> [MATERIAL FOR THE TASK]
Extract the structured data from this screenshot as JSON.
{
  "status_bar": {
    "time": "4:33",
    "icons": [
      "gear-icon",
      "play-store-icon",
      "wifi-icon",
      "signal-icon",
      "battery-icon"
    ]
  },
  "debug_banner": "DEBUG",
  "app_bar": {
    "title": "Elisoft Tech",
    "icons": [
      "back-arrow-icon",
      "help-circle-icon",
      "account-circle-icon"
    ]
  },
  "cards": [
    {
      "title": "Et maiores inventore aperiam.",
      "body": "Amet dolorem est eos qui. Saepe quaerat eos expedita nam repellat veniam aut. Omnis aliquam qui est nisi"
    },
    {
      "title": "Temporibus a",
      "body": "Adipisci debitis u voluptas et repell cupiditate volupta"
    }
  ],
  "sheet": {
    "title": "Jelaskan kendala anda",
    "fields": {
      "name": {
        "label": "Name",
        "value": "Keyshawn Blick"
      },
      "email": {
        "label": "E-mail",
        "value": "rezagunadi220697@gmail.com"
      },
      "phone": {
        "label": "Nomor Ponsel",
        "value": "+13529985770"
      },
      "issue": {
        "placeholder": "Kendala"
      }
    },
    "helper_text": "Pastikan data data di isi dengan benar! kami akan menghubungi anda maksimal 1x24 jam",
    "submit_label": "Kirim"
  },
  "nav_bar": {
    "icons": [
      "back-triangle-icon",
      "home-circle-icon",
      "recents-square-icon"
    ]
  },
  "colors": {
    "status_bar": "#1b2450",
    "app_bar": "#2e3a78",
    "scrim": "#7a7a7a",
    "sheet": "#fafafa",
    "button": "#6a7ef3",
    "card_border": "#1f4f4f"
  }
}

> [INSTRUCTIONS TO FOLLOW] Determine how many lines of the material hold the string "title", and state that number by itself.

> [RESULT FOR THIS TASK] 4